Karolina Pliskova

Tennis - Wimbledon - London, Britain - July 6, 2017 Czech Republic’s Karolina Pliskova during her second round match against Slovakia’s Magdalena Rybarikova REUTERS/Stefan Wermuth - RTX3AC8Q

Karolina Pliskova during her 2nd round match against Magdalena Rybarikova. Reuters

Karolina Pliskova became the highest-seeded player to fall at Wimbledon, losing to Magdalena Rybarikova in the second round.

Third seed Pliskova was the runner-up at the U.S. Open last year and had reached at least the quarterfinals of her last three Grand Slam events. Despite the 3-6, 7-5, 6-2 loss, Pliskova still has a chance to move up to World No 1 in the rankings after Wimbledon depending on how Angelique Kerber and Simona Halep fare the rest of the tournament.

Dominika Cibulkova

Eighth-seeded Dominika Cibulkova 6(3)-7, 6-3, 4-6 lost to Croatian teenager Ana Konjuh, who made it to the fourth round at Wimbledon for the first time.

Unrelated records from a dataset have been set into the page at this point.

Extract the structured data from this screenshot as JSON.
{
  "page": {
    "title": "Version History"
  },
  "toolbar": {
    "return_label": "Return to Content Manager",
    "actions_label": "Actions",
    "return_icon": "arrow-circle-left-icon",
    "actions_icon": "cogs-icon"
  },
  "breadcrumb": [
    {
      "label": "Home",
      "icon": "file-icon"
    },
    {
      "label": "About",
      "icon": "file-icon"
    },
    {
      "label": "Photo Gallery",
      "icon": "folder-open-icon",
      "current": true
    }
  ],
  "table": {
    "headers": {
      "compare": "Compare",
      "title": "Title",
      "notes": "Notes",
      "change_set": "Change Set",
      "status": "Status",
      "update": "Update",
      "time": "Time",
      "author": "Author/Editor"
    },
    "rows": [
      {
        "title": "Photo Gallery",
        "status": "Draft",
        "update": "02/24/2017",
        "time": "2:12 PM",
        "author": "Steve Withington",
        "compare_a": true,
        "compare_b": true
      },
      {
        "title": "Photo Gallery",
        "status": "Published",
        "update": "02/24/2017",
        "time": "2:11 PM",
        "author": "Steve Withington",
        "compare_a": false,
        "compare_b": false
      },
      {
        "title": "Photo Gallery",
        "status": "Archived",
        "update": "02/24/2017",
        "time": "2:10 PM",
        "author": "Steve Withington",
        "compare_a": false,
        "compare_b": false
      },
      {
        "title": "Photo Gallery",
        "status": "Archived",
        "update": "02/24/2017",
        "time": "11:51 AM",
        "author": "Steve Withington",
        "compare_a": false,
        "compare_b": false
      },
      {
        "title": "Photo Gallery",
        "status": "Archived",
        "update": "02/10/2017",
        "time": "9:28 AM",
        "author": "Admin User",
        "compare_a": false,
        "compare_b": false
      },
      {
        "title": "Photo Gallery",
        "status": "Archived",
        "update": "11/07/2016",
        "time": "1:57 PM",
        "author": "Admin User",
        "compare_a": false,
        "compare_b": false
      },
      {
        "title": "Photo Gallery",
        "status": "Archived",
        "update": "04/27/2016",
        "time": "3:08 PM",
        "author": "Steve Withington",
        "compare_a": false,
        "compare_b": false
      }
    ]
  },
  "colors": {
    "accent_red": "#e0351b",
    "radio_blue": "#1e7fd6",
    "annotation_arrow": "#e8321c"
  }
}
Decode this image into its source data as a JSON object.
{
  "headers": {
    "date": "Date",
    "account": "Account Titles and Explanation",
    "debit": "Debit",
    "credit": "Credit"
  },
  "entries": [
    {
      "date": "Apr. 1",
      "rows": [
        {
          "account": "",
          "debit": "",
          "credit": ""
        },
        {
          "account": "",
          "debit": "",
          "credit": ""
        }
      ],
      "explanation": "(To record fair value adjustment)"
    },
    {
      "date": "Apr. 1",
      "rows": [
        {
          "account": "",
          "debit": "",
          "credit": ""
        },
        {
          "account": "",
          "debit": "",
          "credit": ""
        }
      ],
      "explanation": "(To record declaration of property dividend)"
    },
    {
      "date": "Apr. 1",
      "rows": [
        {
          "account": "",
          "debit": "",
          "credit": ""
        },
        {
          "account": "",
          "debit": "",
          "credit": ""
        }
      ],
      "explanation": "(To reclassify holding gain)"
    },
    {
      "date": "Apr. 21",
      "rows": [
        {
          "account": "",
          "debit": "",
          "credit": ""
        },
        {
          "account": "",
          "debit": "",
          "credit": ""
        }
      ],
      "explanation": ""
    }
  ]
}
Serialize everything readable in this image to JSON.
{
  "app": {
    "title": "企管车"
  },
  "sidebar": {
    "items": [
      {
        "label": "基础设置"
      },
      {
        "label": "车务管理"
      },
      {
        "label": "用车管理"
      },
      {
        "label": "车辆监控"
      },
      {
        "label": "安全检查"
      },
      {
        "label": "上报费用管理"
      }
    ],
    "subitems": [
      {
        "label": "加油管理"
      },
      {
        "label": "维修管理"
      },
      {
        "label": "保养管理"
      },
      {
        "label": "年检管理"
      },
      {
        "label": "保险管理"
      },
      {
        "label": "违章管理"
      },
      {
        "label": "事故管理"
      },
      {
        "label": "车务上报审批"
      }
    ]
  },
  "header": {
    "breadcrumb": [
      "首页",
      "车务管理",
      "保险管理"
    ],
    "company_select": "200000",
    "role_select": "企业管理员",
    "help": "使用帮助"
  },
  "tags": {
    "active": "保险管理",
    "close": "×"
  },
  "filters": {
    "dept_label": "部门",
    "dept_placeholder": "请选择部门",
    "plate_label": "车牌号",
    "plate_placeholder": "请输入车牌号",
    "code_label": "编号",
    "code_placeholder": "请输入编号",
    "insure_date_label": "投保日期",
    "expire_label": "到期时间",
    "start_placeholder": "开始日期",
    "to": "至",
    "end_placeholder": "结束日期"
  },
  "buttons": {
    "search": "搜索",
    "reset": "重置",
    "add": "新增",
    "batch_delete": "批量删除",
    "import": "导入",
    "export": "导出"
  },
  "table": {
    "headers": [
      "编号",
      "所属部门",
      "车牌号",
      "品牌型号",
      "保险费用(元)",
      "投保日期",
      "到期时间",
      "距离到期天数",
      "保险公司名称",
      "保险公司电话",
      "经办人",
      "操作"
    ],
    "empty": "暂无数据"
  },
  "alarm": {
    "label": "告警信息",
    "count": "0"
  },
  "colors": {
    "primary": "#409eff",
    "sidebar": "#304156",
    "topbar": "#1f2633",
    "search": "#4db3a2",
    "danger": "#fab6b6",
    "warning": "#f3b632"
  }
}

She compiled a 54-22 edge in winners against Cibulkova, who was the runner-up at the 2014 Australian Open.

The 19-year-old Konjuh is the youngest woman left in the draw.

Petra Kvitova

World No 95 Madison Brengle shocked 11th seed Petra Kvitova 6-3, 1-6, 6-2 in the second round at Wimbledon.

Kvitova, who won Wimbledon in 2011 and 2014, had been favored by some British bookmakers to lift the trophy at the end of the fortnight, despite competing in only her third tournament of her comeback. She was attacked by a knife-wielding intruder at her home in the Czech Republic in December and needed surgery on her left hand, the one she uses to hold a racket.

Still without full strength in that hand — even clenching it for a celebratory fist pump remains difficult — Kvitova returned at the French Open in May, losing in the second round there. But then she won a grass-court title at Birmingham in June.

Kristina Mladenovic

Kristina Mladenovic lost to Alison Riske in a second round encounter on Court 18. The American won 2-6, 6-4, 6-4.

The French 12th seed slammed the condition of Wimbledon's legendary Court 18 on Thursday, saying the grass was dangerously sparse and both she and her opponent wanted to quit.

With inputs from agencies


Published Date: Jul 09, 2017 07:33 pm | Updated Date: Jul 09, 2017 07:34 pm


Also See